─── PROVIDED MATERIAL ───

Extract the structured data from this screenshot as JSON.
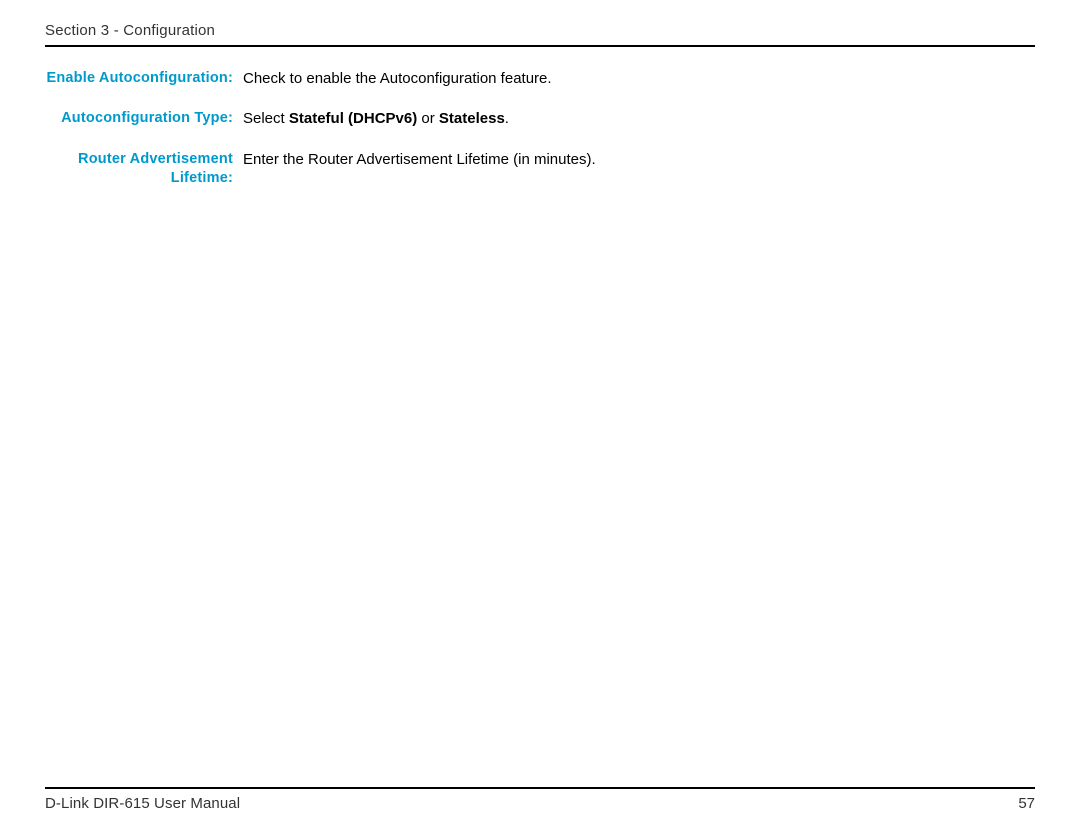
{
  "header": {
    "section_title": "Section 3 - Configuration"
  },
  "definitions": {
    "row1": {
      "label": "Enable Autoconfiguration:",
      "value_prefix": "Check to enable the Autoconfiguration feature."
    },
    "row2": {
      "label": "Autoconfiguration Type:",
      "value_prefix": "Select ",
      "value_bold1": "Stateful (DHCPv6)",
      "value_mid": " or ",
      "value_bold2": "Stateless",
      "value_suffix": "."
    },
    "row3": {
      "label": "Router Advertisement Lifetime:",
      "value_prefix": "Enter the Router Advertisement Lifetime (in minutes)."
    }
  },
  "footer": {
    "manual_title": "D-Link DIR-615 User Manual",
    "page_number": "57"
  }
}
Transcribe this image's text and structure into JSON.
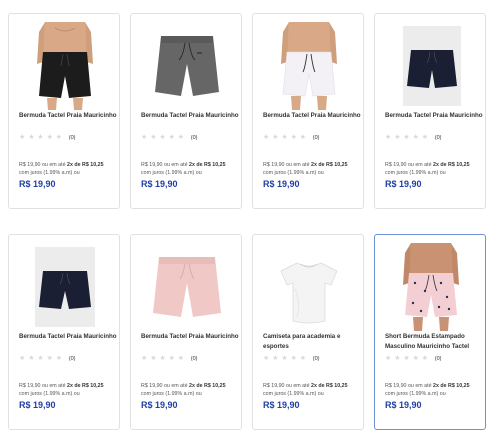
{
  "products": [
    {
      "name": "Bermuda Tactel Praia Mauricinho",
      "reviews": "(0)",
      "installment_prefix": "R$ 19,90 ou em até",
      "installment_bold": "2x de R$ 10,25",
      "installment_suffix": "com juros (1.99% a.m) ou",
      "price": "R$ 19,90"
    },
    {
      "name": "Bermuda Tactel Praia Mauricinho",
      "reviews": "(0)",
      "installment_prefix": "R$ 19,90 ou em até",
      "installment_bold": "2x de R$ 10,25",
      "installment_suffix": "com juros (1.99% a.m) ou",
      "price": "R$ 19,90"
    },
    {
      "name": "Bermuda Tactel Praia Mauricinho",
      "reviews": "(0)",
      "installment_prefix": "R$ 19,90 ou em até",
      "installment_bold": "2x de R$ 10,25",
      "installment_suffix": "com juros (1.99% a.m) ou",
      "price": "R$ 19,90"
    },
    {
      "name": "Bermuda Tactel Praia Mauricinho",
      "reviews": "(0)",
      "installment_prefix": "R$ 19,90 ou em até",
      "installment_bold": "2x de R$ 10,25",
      "installment_suffix": "com juros (1.99% a.m) ou",
      "price": "R$ 19,90"
    },
    {
      "name": "Bermuda Tactel Praia Mauricinho",
      "reviews": "(0)",
      "installment_prefix": "R$ 19,90 ou em até",
      "installment_bold": "2x de R$ 10,25",
      "installment_suffix": "com juros (1.99% a.m) ou",
      "price": "R$ 19,90"
    },
    {
      "name": "Bermuda Tactel Praia Mauricinho",
      "reviews": "(0)",
      "installment_prefix": "R$ 19,90 ou em até",
      "installment_bold": "2x de R$ 10,25",
      "installment_suffix": "com juros (1.99% a.m) ou",
      "price": "R$ 19,90"
    },
    {
      "name": "Camiseta para academia e esportes",
      "reviews": "(0)",
      "installment_prefix": "R$ 19,90 ou em até",
      "installment_bold": "2x de R$ 10,25",
      "installment_suffix": "com juros (1.99% a.m) ou",
      "price": "R$ 19,90"
    },
    {
      "name": "Short Bermuda Estampado Masculino Mauricinho Tactel",
      "reviews": "(0)",
      "installment_prefix": "R$ 19,90 ou em até",
      "installment_bold": "2x de R$ 10,25",
      "installment_suffix": "com juros (1.99% a.m) ou",
      "price": "R$ 19,90"
    }
  ],
  "colors": {
    "price": "#1f3fa3",
    "active_border": "#6c8fd8",
    "star_empty": "#d9d9d9"
  }
}
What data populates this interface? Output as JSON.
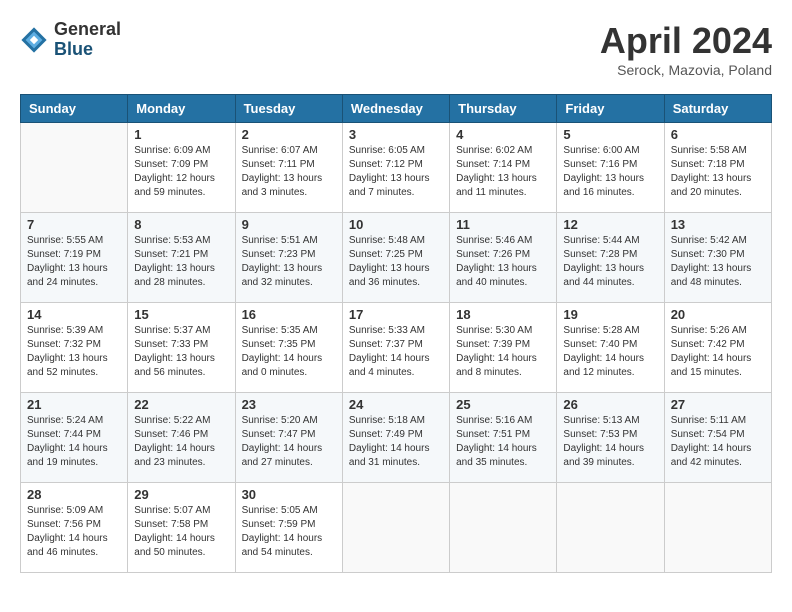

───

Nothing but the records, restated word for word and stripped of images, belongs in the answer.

Extract the structured data from this screenshot as JSON.
{
  "header": {
    "section_title": "Section 3 - Configuration"
  },
  "definitions": {
    "row1": {
      "label": "Enable Autoconfiguration:",
      "value_prefix": "Check to enable the Autoconfiguration feature."
    },
    "row2": {
      "label": "Autoconfiguration Type:",
      "value_prefix": "Select ",
      "value_bold1": "Stateful (DHCPv6)",
      "value_mid": " or ",
      "value_bold2": "Stateless",
      "value_suffix": "."
    },
    "row3": {
      "label": "Router Advertisement Lifetime:",
      "value_prefix": "Enter the Router Advertisement Lifetime (in minutes)."
    }
  },
  "footer": {
    "manual_title": "D-Link DIR-615 User Manual",
    "page_number": "57"
  }
}
Transcribe this image's text and structure into JSON.
{
  "products": [
    {
      "name": "Bermuda Tactel Praia Mauricinho",
      "reviews": "(0)",
      "installment_prefix": "R$ 19,90 ou em até",
      "installment_bold": "2x de R$ 10,25",
      "installment_suffix": "com juros (1.99% a.m) ou",
      "price": "R$ 19,90"
    },
    {
      "name": "Bermuda Tactel Praia Mauricinho",
      "reviews": "(0)",
      "installment_prefix": "R$ 19,90 ou em até",
      "installment_bold": "2x de R$ 10,25",
      "installment_suffix": "com juros (1.99% a.m) ou",
      "price": "R$ 19,90"
    },
    {
      "name": "Bermuda Tactel Praia Mauricinho",
      "reviews": "(0)",
      "installment_prefix": "R$ 19,90 ou em até",
      "installment_bold": "2x de R$ 10,25",
      "installment_suffix": "com juros (1.99% a.m) ou",
      "price": "R$ 19,90"
    },
    {
      "name": "Bermuda Tactel Praia Mauricinho",
      "reviews": "(0)",
      "installment_prefix": "R$ 19,90 ou em até",
      "installment_bold": "2x de R$ 10,25",
      "installment_suffix": "com juros (1.99% a.m) ou",
      "price": "R$ 19,90"
    },
    {
      "name": "Bermuda Tactel Praia Mauricinho",
      "reviews": "(0)",
      "installment_prefix": "R$ 19,90 ou em até",
      "installment_bold": "2x de R$ 10,25",
      "installment_suffix": "com juros (1.99% a.m) ou",
      "price": "R$ 19,90"
    },
    {
      "name": "Bermuda Tactel Praia Mauricinho",
      "reviews": "(0)",
      "installment_prefix": "R$ 19,90 ou em até",
      "installment_bold": "2x de R$ 10,25",
      "installment_suffix": "com juros (1.99% a.m) ou",
      "price": "R$ 19,90"
    },
    {
      "name": "Camiseta para academia e esportes",
      "reviews": "(0)",
      "installment_prefix": "R$ 19,90 ou em até",
      "installment_bold": "2x de R$ 10,25",
      "installment_suffix": "com juros (1.99% a.m) ou",
      "price": "R$ 19,90"
    },
    {
      "name": "Short Bermuda Estampado Masculino Mauricinho Tactel",
      "reviews": "(0)",
      "installment_prefix": "R$ 19,90 ou em até",
      "installment_bold": "2x de R$ 10,25",
      "installment_suffix": "com juros (1.99% a.m) ou",
      "price": "R$ 19,90"
    }
  ],
  "colors": {
    "price": "#1f3fa3",
    "active_border": "#6c8fd8",
    "star_empty": "#d9d9d9"
  }
}
What data populates this interface? Output as JSON.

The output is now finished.